Iglesias’ attorney sought to prevent Bjorklund from testifying in the case, citing Minnesota law’s priest-penitent privilege, which prohibits someone’s confidential conversations or counseling sessions with clergy to be used in criminal cases.
But Assistant Winona County Attorney Christina Galewski contended the meeting was primarily a business conversation between an employee and his supervisor, not a counseling session.
Last month, a judge agreed with Galewski, as the Winona Post reported:
Winona County District Court Judge Mary Leahy ruled on April 7 in favor of the prosecution. Not all communications with clergy are privileged, she noted, citing case law. The key legal questions, Leahy wrote, are: “(1) was the communication made to a minister serving in that very role as a minister, (2) whether the conversation was ever intended to be shared beyond the communicant and the minister and finally (3) whether the conversation was held for the purpose of getting spiritual help or support.”
Leahy ruled, “In this case the communication between the defendant and Bjorklund was not to seek out religious aid, comfort or advice. No request for such advice or assistance was ever made by the defendant. He did not go to Bjorklund’s private home to ‘unburden himself’ but instead to give notice to his boss that he had to resign his position with the church.”
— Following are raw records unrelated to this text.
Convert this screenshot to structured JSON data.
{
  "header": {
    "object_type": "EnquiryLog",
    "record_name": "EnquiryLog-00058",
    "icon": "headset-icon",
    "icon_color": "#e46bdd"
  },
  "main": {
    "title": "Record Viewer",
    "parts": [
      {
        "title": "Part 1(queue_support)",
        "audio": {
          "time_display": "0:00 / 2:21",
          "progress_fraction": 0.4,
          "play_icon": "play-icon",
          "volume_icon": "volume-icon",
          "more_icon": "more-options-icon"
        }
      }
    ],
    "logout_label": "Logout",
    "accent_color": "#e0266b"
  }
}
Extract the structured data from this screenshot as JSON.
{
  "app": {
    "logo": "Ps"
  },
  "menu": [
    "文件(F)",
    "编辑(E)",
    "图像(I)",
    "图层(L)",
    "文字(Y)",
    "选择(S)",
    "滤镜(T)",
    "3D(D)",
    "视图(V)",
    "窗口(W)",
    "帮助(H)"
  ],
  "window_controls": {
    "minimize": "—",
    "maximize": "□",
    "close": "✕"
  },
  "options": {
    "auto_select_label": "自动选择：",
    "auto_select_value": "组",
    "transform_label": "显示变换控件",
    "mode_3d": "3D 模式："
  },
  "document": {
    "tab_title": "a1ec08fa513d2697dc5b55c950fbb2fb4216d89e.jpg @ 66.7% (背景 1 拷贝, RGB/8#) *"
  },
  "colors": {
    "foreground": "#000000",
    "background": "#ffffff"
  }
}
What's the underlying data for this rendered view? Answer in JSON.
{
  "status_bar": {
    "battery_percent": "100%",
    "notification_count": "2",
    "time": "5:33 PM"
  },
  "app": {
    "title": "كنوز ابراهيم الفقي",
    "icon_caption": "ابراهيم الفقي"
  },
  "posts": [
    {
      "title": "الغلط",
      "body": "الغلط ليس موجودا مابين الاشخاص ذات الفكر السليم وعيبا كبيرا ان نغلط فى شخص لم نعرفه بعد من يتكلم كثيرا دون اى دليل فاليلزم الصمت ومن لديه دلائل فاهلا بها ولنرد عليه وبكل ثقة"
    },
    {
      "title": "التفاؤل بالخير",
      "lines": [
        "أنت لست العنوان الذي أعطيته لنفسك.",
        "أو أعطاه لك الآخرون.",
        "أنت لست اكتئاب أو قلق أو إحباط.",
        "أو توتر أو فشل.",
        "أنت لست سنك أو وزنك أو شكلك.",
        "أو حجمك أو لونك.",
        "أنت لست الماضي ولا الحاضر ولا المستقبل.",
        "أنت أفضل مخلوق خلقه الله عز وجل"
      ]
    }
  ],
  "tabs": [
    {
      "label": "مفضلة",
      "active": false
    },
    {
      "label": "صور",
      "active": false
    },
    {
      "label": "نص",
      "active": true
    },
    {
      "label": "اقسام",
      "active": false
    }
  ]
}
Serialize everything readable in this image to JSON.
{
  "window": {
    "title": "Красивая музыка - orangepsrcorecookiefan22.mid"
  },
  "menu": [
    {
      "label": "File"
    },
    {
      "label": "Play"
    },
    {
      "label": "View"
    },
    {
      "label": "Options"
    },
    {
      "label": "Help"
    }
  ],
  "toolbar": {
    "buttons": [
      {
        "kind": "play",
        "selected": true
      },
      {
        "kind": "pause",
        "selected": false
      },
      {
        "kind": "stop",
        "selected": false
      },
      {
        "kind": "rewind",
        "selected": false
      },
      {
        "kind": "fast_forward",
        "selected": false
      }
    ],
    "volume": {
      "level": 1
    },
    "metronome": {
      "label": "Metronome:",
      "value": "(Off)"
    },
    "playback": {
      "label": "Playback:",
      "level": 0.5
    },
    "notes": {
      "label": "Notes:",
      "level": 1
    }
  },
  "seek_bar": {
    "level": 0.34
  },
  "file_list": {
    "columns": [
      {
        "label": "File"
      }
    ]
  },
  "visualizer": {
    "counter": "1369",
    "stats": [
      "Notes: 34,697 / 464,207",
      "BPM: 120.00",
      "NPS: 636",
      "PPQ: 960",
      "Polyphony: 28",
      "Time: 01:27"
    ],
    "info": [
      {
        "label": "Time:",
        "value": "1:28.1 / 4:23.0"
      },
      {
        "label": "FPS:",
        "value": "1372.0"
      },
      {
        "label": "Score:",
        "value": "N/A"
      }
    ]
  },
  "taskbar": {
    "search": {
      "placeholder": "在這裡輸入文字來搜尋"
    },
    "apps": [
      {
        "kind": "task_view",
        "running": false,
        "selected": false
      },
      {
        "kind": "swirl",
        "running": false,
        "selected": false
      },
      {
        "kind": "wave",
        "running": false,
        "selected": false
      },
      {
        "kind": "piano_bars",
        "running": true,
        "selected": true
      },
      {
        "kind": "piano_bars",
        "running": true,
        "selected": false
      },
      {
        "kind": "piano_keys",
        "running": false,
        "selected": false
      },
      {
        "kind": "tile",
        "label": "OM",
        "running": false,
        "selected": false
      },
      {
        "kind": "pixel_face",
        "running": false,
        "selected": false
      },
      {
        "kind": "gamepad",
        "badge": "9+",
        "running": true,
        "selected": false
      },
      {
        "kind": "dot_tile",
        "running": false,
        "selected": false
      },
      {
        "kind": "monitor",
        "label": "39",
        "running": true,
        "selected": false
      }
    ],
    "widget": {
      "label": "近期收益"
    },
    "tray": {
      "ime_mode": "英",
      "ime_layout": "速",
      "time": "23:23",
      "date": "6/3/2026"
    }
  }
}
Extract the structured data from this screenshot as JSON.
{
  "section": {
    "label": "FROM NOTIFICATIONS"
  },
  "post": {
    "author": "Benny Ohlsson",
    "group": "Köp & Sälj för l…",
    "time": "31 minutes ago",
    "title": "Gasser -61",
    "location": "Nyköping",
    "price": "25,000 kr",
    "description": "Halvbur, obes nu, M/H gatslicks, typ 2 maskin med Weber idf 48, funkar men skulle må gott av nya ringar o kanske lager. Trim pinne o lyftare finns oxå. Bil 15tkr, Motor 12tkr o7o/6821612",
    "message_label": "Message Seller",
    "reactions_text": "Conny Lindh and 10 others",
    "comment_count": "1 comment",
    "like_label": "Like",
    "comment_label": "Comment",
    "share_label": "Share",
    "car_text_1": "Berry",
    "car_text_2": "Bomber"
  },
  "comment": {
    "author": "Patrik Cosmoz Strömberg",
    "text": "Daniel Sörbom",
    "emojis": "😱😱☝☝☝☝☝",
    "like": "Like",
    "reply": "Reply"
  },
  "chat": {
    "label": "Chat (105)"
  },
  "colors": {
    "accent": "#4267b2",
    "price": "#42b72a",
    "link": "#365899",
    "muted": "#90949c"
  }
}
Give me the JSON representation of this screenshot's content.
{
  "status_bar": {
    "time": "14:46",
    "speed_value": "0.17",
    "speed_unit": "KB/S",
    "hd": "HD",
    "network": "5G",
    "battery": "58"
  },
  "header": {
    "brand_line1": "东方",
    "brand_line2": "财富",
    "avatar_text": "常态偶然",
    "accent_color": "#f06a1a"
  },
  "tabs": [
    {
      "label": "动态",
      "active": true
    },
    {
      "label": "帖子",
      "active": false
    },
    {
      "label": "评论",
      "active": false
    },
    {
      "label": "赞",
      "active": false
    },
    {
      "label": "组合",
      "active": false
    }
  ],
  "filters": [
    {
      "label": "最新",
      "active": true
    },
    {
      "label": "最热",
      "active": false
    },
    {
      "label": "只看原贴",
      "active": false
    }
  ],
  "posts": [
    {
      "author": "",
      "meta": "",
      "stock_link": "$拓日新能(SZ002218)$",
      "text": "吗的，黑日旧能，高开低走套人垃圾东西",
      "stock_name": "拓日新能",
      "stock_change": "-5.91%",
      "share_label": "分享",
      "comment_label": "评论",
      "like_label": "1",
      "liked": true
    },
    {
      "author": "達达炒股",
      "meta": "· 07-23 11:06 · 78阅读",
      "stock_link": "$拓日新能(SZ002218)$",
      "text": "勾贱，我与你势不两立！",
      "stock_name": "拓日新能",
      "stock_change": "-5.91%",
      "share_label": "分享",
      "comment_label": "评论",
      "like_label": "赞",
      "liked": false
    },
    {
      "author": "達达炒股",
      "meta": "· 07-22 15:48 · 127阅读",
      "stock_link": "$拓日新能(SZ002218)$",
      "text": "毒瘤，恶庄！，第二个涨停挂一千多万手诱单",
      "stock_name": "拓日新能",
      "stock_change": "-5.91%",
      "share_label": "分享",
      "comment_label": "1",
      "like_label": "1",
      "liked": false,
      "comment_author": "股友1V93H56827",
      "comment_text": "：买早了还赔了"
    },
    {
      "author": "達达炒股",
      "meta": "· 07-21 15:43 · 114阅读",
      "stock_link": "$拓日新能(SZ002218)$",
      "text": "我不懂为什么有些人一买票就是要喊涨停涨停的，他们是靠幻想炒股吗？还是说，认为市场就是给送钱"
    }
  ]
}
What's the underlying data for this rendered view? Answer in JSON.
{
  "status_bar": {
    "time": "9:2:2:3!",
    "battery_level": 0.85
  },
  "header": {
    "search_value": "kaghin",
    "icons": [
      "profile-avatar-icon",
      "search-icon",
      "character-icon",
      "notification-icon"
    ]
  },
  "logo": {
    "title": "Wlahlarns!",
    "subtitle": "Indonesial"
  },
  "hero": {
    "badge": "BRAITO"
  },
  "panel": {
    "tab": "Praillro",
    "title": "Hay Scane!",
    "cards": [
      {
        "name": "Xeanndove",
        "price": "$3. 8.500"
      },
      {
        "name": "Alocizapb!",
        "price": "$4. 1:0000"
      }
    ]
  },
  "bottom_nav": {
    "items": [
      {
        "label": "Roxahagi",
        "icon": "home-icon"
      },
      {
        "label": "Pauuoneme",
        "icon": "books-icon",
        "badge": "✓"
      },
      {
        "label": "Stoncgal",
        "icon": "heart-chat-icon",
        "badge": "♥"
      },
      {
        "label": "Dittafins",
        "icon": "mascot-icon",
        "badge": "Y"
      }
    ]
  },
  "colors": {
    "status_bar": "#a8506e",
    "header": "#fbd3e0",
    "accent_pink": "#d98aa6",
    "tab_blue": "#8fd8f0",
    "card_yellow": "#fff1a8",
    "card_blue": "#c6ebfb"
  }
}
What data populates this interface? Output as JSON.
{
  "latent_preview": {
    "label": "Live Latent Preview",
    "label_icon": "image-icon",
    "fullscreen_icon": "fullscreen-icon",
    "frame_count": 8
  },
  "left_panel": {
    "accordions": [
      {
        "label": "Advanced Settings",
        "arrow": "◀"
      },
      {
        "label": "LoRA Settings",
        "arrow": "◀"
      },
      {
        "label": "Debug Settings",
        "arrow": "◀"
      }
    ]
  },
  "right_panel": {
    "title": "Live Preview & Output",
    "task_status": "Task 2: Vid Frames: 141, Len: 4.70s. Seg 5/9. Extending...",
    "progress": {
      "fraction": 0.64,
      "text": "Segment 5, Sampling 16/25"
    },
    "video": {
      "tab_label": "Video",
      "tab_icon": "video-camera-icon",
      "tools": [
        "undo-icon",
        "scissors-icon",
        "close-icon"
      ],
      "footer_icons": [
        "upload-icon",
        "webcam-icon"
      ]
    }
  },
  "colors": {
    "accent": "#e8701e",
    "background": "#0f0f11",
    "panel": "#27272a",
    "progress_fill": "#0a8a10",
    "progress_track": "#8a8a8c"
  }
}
Iglesias faces three counts of first-degree criminal sexual assault, including heightened charges because Iglesias was in a position of authority over the girl.
OCTOBER 13 UPDATE: Iglesias pleaded guilty to criminal sexual conduct in July 2021 and was sentenced to nine years in prison in October.